Would you please restate every record exactly as written?

(Interface dataset entries)
··········

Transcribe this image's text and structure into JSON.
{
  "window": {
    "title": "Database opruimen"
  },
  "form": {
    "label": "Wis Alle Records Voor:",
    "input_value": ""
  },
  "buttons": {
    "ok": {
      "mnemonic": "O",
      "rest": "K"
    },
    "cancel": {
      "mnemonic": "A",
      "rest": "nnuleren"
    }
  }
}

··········

### RESPONSE TO THE EXERCISE:
Transcribe this image's text and structure into JSON.
{
  "window": {
    "title": "Database opruimen"
  },
  "form": {
    "label": "Wis Alle Records Voor:",
    "input_value": ""
  },
  "buttons": {
    "ok": {
      "mnemonic": "O",
      "rest": "K"
    },
    "cancel": {
      "mnemonic": "A",
      "rest": "nnuleren"
    }
  }
}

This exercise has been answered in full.